Which shots are on a puppy schedule? Age Core Vaccinations Non-Core Vaccinations Leptospirosis (California only) Adopted dogs +16 weeks Core shots are given twice, 4 weeks apar Rabies 26 – 52 weeks Booster shots Lyme (in prevalent regions)
When is the best time to get a puppy shot?
First vaccination: 6 to 8 weeks – DHP; Second vaccination: 9 to 11 weeks – DHP Third vaccination: 12 to 15 weeks – DHP; Fourth vaccination: 16 to 20 weeks – DHP; Booster DHP: 1 year of age or 12 months after the last puppy shot, then as recommended (usually every 1-3 years)
When to start worming puppies?
The Puppy Deworming Schedule First Dose. The first dose of dewormer should be given at 2-3 weeks of age. Second Dose. By 4-5 weeks of age, pups are due for their second dose. Third Dose. At 6 to 7 weeks of age, a pup should receive their 3rd dose. Fourth Dose. The Optional 12th Week Dose.

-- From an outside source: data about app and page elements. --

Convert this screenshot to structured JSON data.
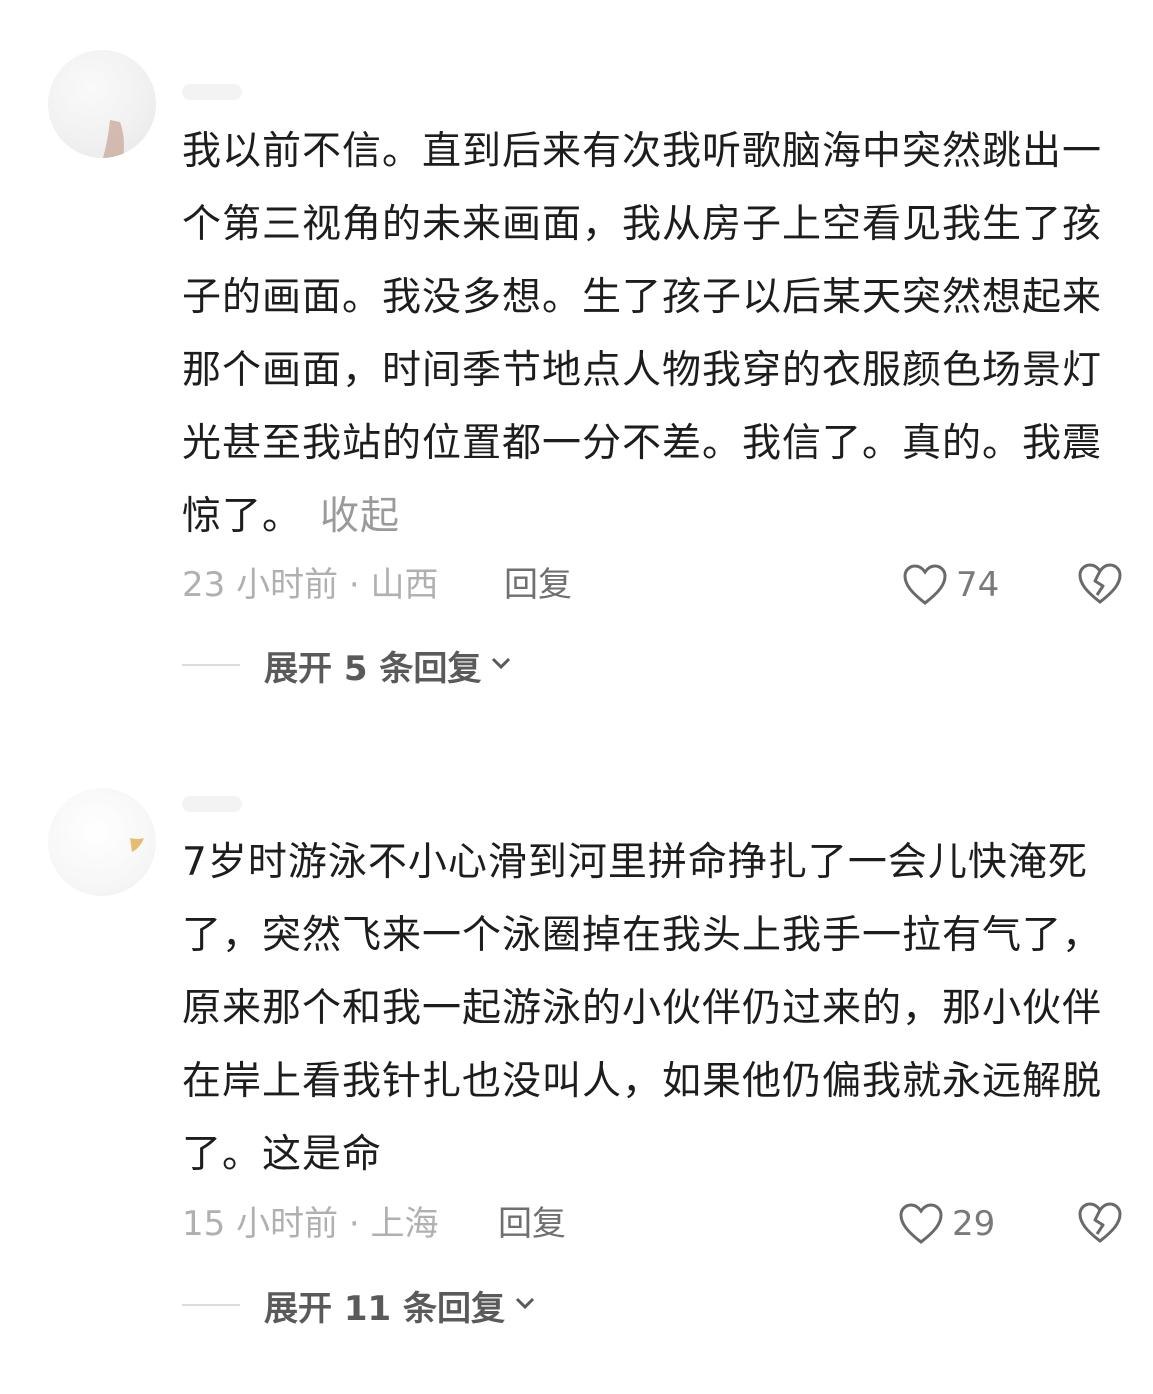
{
  "comments": [
    {
      "text": "我以前不信。直到后来有次我听歌脑海中突然跳出一个第三视角的未来画面，我从房子上空看见我生了孩子的画面。我没多想。生了孩子以后某天突然想起来那个画面，时间季节地点人物我穿的衣服颜色场景灯光甚至我站的位置都一分不差。我信了。真的。我震惊了。",
      "collapse_label": "收起",
      "meta": "23 小时前 · 山西",
      "reply_label": "回复",
      "likes": "74",
      "expand_label": "展开 5 条回复"
    },
    {
      "text": "7岁时游泳不小心滑到河里拼命挣扎了一会儿快淹死了，突然飞来一个泳圈掉在我头上我手一拉有气了，原来那个和我一起游泳的小伙伴仍过来的，那小伙伴在岸上看我针扎也没叫人，如果他仍偏我就永远解脱了。这是命",
      "meta": "15 小时前 · 上海",
      "reply_label": "回复",
      "likes": "29",
      "expand_label": "展开 11 条回复"
    }
  ],
  "icons": {
    "like": "heart-outline-icon",
    "dislike": "broken-heart-icon",
    "expand": "chevron-down-icon"
  },
  "colors": {
    "text": "#1d1d1d",
    "meta": "#b0b0b0",
    "action": "#6f6f6f"
  }
}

When should you worm puppies?
Typically, worming a puppy for the first time occurs when the puppy is still in the breeder’s care. The first worming can take place after 2 weeks of age and is repeated every other week generally until the puppy has reached 12 to 16 weeks of age.
When to deworm puppies?
All nursing puppies should start on a deworming schedule at 2 weeks of age, and every two weeks until they reach 3 months of age. Each nursing puppy needs to be weighed on a digital kitchen scale to administer the correct amount of liquid dewormer as per the package instructions or your veterinarian’s instructions.
How often should I Worm my Dog?
It is generally recommended that you worm your personal protection dogs every 3 months, at a minimum. This will kill any worms present and prevent them from developing into a problem that will damage your dog’s health, or spread to other animals or humans.